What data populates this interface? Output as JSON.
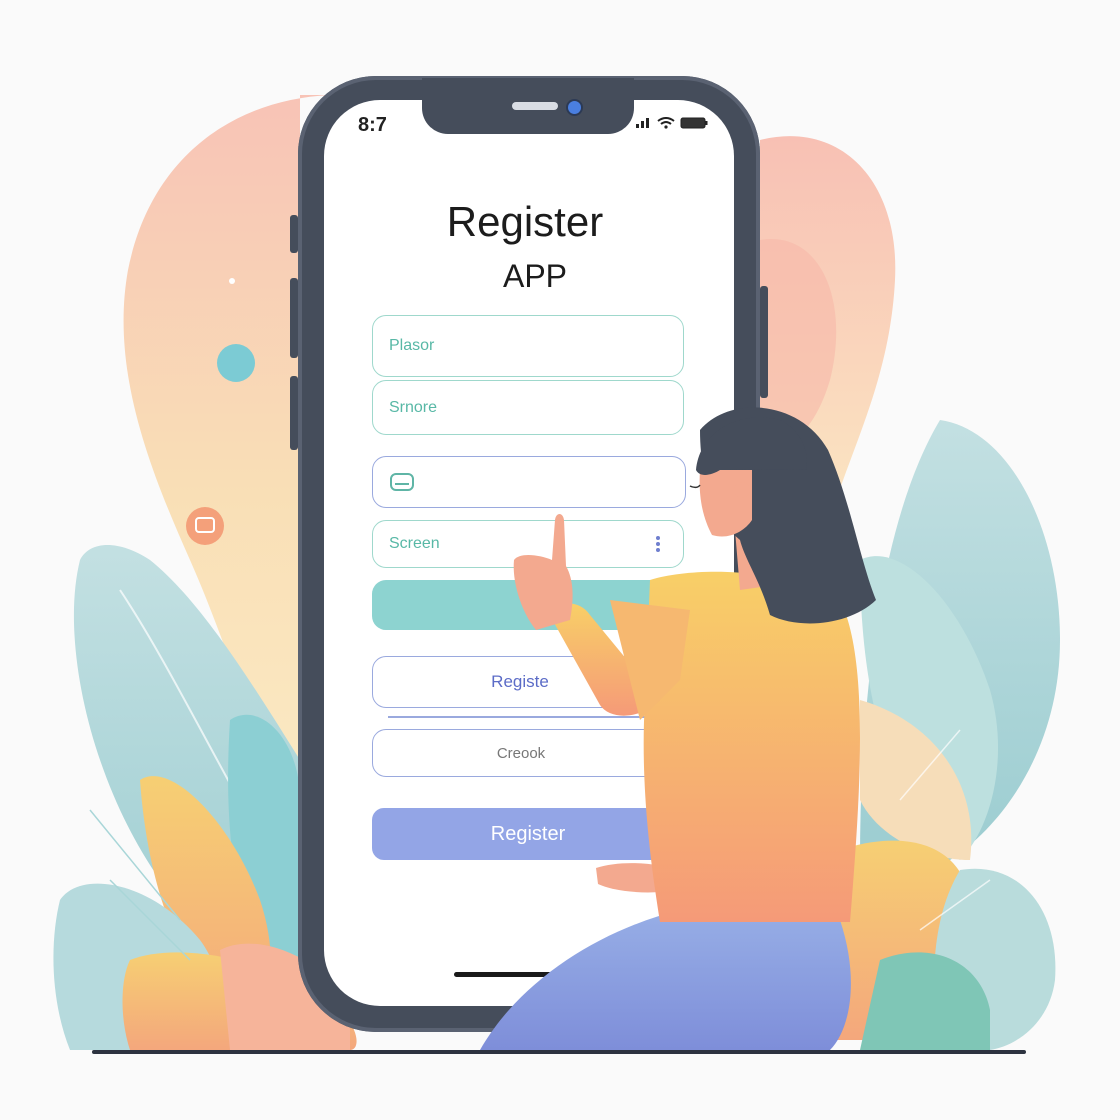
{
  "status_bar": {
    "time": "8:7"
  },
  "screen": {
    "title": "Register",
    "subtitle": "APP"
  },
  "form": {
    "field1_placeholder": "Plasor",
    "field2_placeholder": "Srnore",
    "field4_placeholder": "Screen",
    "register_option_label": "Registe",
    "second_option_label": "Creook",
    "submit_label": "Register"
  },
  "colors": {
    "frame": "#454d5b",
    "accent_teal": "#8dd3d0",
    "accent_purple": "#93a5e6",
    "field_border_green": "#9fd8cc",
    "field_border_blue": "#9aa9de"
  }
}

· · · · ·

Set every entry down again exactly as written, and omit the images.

## Exercise solution
What data populates this interface? Output as JSON.
{
  "status_bar": {
    "time": "8:7"
  },
  "screen": {
    "title": "Register",
    "subtitle": "APP"
  },
  "form": {
    "field1_placeholder": "Plasor",
    "field2_placeholder": "Srnore",
    "field4_placeholder": "Screen",
    "register_option_label": "Registe",
    "second_option_label": "Creook",
    "submit_label": "Register"
  },
  "colors": {
    "frame": "#454d5b",
    "accent_teal": "#8dd3d0",
    "accent_purple": "#93a5e6",
    "field_border_green": "#9fd8cc",
    "field_border_blue": "#9aa9de"
  }
}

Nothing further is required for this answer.